Hacks that hurt

We’re used to vulnerabilities in data systems leading to massive personal data breaches (cool visualization of those here.) But there’s an even darker side to hacking that can put peoples’ lives directly at risk. We’re talking medical device hacks. Two “white-hat” (good) hackers identified vulnerabilities in pacemakers and insulin pumps which “black-hat” (bad) hackers could use to injure patients. One scenario put forth is a pacemaker being manipulated to deliver too many or too few electric shocks, which obviously could lead to negative patient outcomes. The researchers shared their findings with the device manufacturer and relevant regulatory bodies, but they say these authorities are playing down the risks. They apparently considered bringing in a pig they could kill with an app to make their point, so we should probably take them seriously.


Ready for a dip in the pool? Might want to wait until November. According to the US Centers for Disease Control and Prevention, July is the peak month for sickness due to swimming in public places. Germs such as E. coli and cryptosporidium “…make people sick when they swallow water contaminated with poop,” the CDC inelegantly reported last week.  “Swimmers can be a source of fecal contamination if they have a fecal incident [a.k.a., “sh!##ing oneself”] in the water…” stated the researchers. Thanks, Captain Obvious. But fear not, if a “fecal incident” is suspected, Carl Spangler will take care of it. In the meantime, can we all just agree to not poop in the pool?

This lab in the hand is worth two in the clinic

Do you find yourself saying, “Gee, I sure wish I had a mass spectrometer here so I could run these diagnostic tests now instead of going to a lab to analyze these samples?” Lucky for you, there’s an app for that. Well, there’s a device that presumably comes with an app, and for the small price of $550 it’ll turn your smartphone’s camera into a portable mass spectrometer. The spectral transmission-reflectance-intensity (TRI)-analyzer can analyze blood, urine, and saliva samples as accurately as most clinic-based instruments, and can perform the three most common types of tests in medical diagnostics. This has really cool public health implications in terms of portability and cost. Great job, University of Illinois bioengineers!

We’re rebranding to InsightCountry

OK, not really, but a study released in the Schizophrenia Bulletin has us thinking that getting away from city life may be good for a while. The study reports that kids growing up in urban environments are more likely to be exposed to violent crime and adverse neighborhood social conditions—which increases their chances of experiencing psychosis. These unfortunate kids are 40 percent more likely to have a psychotic experience by age 18 as compared to their rural peers. Candice Odgers—one of the senior study authors—noted that psychosis treatments are usually focused on the affected individual, but perhaps we should also look at improving the communities around these individuals to prevent the symptoms from showing up in the first place. Related FastPoll™ question below!

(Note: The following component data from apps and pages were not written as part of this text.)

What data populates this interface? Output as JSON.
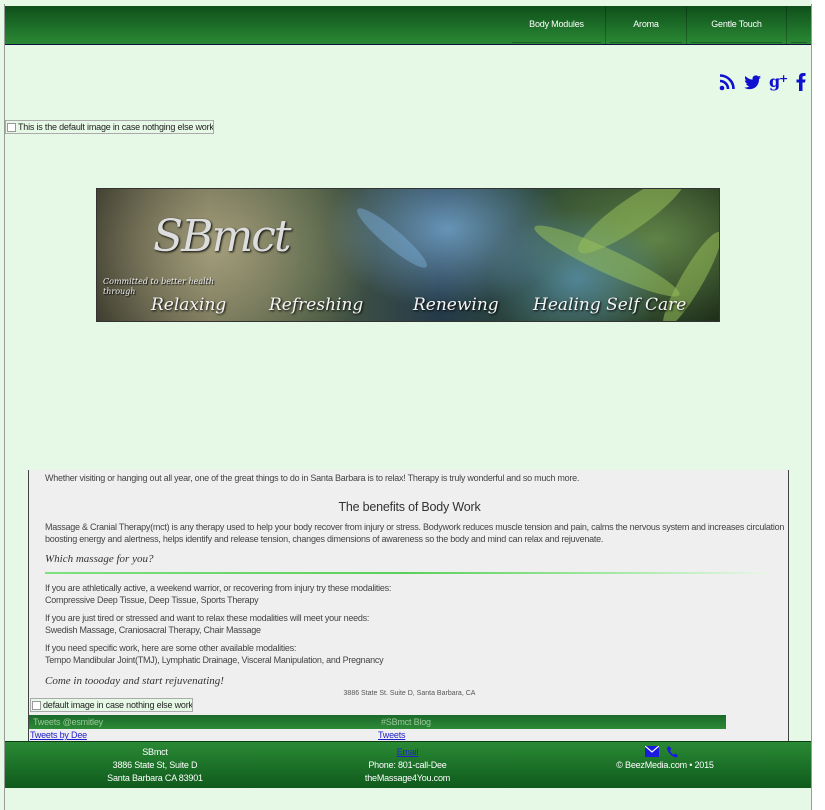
{
  "nav": {
    "items": [
      {
        "label": "Body Modules"
      },
      {
        "label": "Aroma"
      },
      {
        "label": "Gentle Touch"
      },
      {
        "label": ""
      }
    ]
  },
  "social": {
    "icons": [
      "rss-icon",
      "twitter-icon",
      "google-plus-icon",
      "facebook-icon"
    ],
    "color": "#1010d0"
  },
  "default_image_alt": "This is the default image in case nothging else works",
  "banner": {
    "logo": "SBmct",
    "tagline": "Committed to better health through",
    "words": [
      "Relaxing",
      "Refreshing",
      "Renewing",
      "Healing Self Care"
    ]
  },
  "content": {
    "intro": "Whether visiting or hanging out all year, one of the great things to do in Santa Barbara is to relax! Therapy is truly wonderful and so much more.",
    "heading": "The benefits of Body Work",
    "body_line1": "Massage & Cranial Therapy(mct) is any therapy used to help your body recover from injury or stress. Bodywork reduces muscle tension and pain, calms the nervous system and increases circulation",
    "body_line2": "boosting energy and alertness, helps identify and release tension, changes dimensions of awareness so the body and mind can relax and rejuvenate.",
    "subheading": "Which massage for you?",
    "p1_line1": "If you are athletically active, a weekend warrior, or recovering from injury try these modalities:",
    "p1_line2": "Compressive Deep Tissue, Deep Tissue, Sports Therapy",
    "p2_line1": "If you are just tired or stressed and want to relax these modalities will meet your needs:",
    "p2_line2": "Swedish Massage, Craniosacral Therapy, Chair Massage",
    "p3_line1": "If you need specific work, here are some other available modalities:",
    "p3_line2": "Tempo Mandibular Joint(TMJ), Lymphatic Drainage, Visceral Manipulation, and Pregnancy",
    "cta": "Come in toooday and start rejuvenating!",
    "address": "3886 State St. Suite D, Santa Barbara, CA",
    "small_image_alt": "default image in case nothing else works"
  },
  "tweets": {
    "left_title": "Tweets @esmitley",
    "left_link": "Tweets by Dee",
    "right_title": "#SBmct Blog",
    "right_link": "Tweets"
  },
  "footer": {
    "name": "SBmct",
    "street": "3886 State St, Suite D",
    "city": "Santa Barbara CA 83901",
    "email_link": "Email",
    "phone": "Phone: 801-call-Dee",
    "site": "theMassage4You.com",
    "copyright": "© BeezMedia.com • 2015"
  }
}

A heartfelt thank you from arteries to legislators

Above pun intended, a recent Jama study shows that legislation to reduce trans-fats in foods has a direct and almost immediate beneficial effect on cardiovascular health. The study looked into a 2007 trans-fat ban that was enacted in nine New York counties, translating to trans-fat elimination in bakeries, restaurants, and other public food spots. Just three years after the ban took effect, New Yorkers living in these areas experienced a 6.2% reduction in heart attack and stroke hospitalization, compared to those in eight counties with no trans-fat restrictions in place. Great news for heart health! Here’s your trans-fat education, including a list of common foods to avoid. Your ticker will thank you.